Yet, Despite those Inadequacies…
Okay, finally we’re getting to the cool part of the story. Allison said, “No, I loved it. I remember sitting there and listening to you explain things and feeling the Spirit each time. I knew you KNEW and I wanted to know like you did. It definitely contributed to me seeking a testimony of my own.”
What makes that so cool to me isn’t that I did anything special or that I’m getting an awesome compliment many years after the fact. No, what makes this spectacular is that despite my inexperience, my love of the gospel and testimony of the atonement overcame any weaknesses of mine and the spirit still worked in that classroom.
I made a difference to one person. Maybe more, sure, but to one person, just being me mattered and was enough, and the powers of heaven stepped in to make up for all of my inadequacies.
The most important number in the atonement, in the gospel, and the only one that matters, is “one.” We approach the heavens in prayer on an individual basis, “to work out [our] own salvation.” (Philippians 2:12.) No one else can approach the Savior on our behalf; we alone are responsible for that.
When Jesus visited the Nephites, on that first day, 2500 people individually approached the Savior, “…going forth one by one until they had all gone forth, and did see with their eyes and did feel with their hands, and did know of a surety…” (3 Nephi 11: 15.) Twenty-five hundred people, sure, but each one counted as an individual, and had that one-on-one experience with their Savior.

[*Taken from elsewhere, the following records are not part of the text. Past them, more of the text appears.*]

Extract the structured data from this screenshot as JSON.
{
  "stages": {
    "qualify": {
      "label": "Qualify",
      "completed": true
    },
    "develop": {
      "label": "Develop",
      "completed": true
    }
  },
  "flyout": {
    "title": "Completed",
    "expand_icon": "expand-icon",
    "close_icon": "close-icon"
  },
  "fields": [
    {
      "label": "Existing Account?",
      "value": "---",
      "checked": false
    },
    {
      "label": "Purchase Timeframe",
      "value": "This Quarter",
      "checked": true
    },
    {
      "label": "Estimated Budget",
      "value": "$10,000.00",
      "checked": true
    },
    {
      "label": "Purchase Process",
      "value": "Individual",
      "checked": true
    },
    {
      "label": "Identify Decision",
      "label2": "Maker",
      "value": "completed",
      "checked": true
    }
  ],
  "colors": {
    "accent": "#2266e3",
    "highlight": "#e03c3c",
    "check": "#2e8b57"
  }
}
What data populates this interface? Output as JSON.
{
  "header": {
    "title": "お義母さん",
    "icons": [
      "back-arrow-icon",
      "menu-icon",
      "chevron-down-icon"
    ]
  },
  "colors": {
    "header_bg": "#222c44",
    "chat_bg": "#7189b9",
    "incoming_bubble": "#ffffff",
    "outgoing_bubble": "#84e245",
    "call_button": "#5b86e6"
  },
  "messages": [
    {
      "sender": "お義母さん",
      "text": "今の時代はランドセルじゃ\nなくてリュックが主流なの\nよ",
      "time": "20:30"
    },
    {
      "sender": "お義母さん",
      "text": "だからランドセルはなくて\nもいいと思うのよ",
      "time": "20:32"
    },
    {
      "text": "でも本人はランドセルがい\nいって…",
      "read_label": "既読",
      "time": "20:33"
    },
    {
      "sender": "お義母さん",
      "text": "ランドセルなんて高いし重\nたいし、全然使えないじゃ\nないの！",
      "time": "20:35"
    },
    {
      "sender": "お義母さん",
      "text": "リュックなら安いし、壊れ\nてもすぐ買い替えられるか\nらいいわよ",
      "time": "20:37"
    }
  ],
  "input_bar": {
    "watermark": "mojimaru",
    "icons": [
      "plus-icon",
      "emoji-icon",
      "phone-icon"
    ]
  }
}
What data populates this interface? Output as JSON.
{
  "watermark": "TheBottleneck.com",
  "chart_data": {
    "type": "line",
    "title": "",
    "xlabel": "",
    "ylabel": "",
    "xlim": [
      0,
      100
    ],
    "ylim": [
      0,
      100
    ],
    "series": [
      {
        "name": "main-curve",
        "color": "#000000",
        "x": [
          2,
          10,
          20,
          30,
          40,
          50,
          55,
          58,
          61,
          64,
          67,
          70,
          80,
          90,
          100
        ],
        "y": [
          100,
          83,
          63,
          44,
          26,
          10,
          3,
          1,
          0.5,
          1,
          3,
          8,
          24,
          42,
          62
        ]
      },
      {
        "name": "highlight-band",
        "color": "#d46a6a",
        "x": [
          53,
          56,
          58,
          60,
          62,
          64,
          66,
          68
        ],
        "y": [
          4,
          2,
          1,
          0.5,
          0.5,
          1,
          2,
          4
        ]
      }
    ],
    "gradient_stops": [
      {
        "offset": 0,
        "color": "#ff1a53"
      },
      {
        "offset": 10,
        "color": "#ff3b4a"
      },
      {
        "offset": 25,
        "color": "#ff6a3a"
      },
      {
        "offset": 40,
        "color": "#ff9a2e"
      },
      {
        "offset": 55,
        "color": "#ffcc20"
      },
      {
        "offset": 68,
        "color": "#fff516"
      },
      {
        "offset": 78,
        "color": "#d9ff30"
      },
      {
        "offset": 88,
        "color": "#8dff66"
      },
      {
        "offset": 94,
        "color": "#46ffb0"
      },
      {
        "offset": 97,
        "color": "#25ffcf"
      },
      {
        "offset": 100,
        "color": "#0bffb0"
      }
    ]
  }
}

Additionally, Jesus Himself reminds us of the principle of the One when he said, “And if it so be that you should labor all your days, and bring, save it be one soul unto me, how great shall be your joy…!” (D&C 18:15.)
The Most Important Number is You
One person matters. Each person matters. Every individual is counted and known and matters.
“Sadly, in today’s world, a person’s importance is often judged by the size of the audience before which he or she performs. Yet, in the eyes of the Lord, there may be only one size of audience that is of lasting importance—and that is just one, each one, you and me, and each one of the children of God. The irony of the Atonement is that it is infinite and eternal, yet it is applied individually, one person at a time.” (2004–A:84, M. Russell Ballard, “The Atonement and the Value of One Soul.”)
You matter, and don’t you ever forget it.